Being John Malkovich an Offbeat Gem
Original theatrical release date: October 29, 1999

Remember how you felt the first time you saw a Coen brothers film? Remember that curious look on your face and the questions you would ask yourself? Questions like, how did they think of that? and how strange are these guys? Well, thankfully, the Coen brothers were only the beginning of the new era of offbeat filmmaking. For every mainstream fluff piece like Armageddon, there’s There’s Something About Mary. For every Prince of Egypt, there’s South Park: Bigger, Longer and Uncut. And, for every Titanic, there’s Being John Malkovich, the latest in what is becoming a long line of offbeat, curious films with some imagination and honest-to-goodness great writing.

Being John Malkovich was released in 1999 and, of course, the critics fell in love.
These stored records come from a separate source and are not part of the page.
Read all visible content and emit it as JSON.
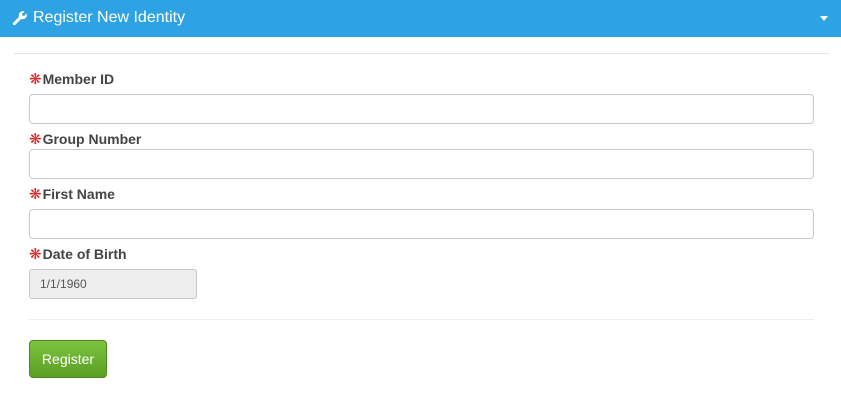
{
  "header": {
    "title": "Register New Identity",
    "icon": "wrench-icon"
  },
  "form": {
    "required_marker": "❋",
    "member_id": {
      "label": "Member ID",
      "value": ""
    },
    "group_number": {
      "label": "Group Number",
      "value": ""
    },
    "first_name": {
      "label": "First Name",
      "value": ""
    },
    "date_of_birth": {
      "label": "Date of Birth",
      "value": "1/1/1960"
    }
  },
  "actions": {
    "register_label": "Register"
  },
  "colors": {
    "header_bg": "#2ea3e3",
    "required_star": "#e21d1d",
    "button_green": "#6ab332"
  }
}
An independent collaboration from Propaganda Films, its offbeat premise took everyone by surprise. Directed by celebrated and legendary music video director Spike Jonze and written by newcomer Charlie Kaufman, Being John Malkovich has everything a film lover should want: a great, imaginative story, offbeat and complex characters, stars who aren’t acting like stars and just that little something that makes you sense that you’re seeing something special.

If I told you the story you wouldn’t believe it, so I won’t. You probably know the gist of it anyway, and it is utterly fantastic. The film stars John Cusack (almost unrecognizable) as a struggling puppeteer who discovers an unusual way to earn money and fame. He is married to animal lover Cameron Diaz (totally unrecognizable), who, through her husband’s new discovery, discovers some things about herself. Caught in the middle is the conniving and self-involved Catherine Keener (careful, Catherine, you’re going to get typecast), who was nominated for an Oscar for Best Supporting Actress for her performance in this film. And, last but not least, the performance of the film belongs to, yes, John Malkovich himself, who demonstrates he has by far the best sense of humor in all of Hollywood.

Disguised in humor, there are real issues and glimpses into the human condition and psyche at work in this picture. This is no fluff piece. There are real characters with real desires and real fears. There are issues of sexual orientation, reincarnation, self-discovery, manipulation, and the innate desire in all of us to escape our existence and know what it is to be someone else, even if it is for fifteen minutes. But don’t let these important ideas obscure the fact that this is just the most fun you’ll have watching a movie in years.

This film is truly an original. It is wacky, it is clever, it is so bonafide original that you’ll wonder how you ever sat through Titanic in the first place.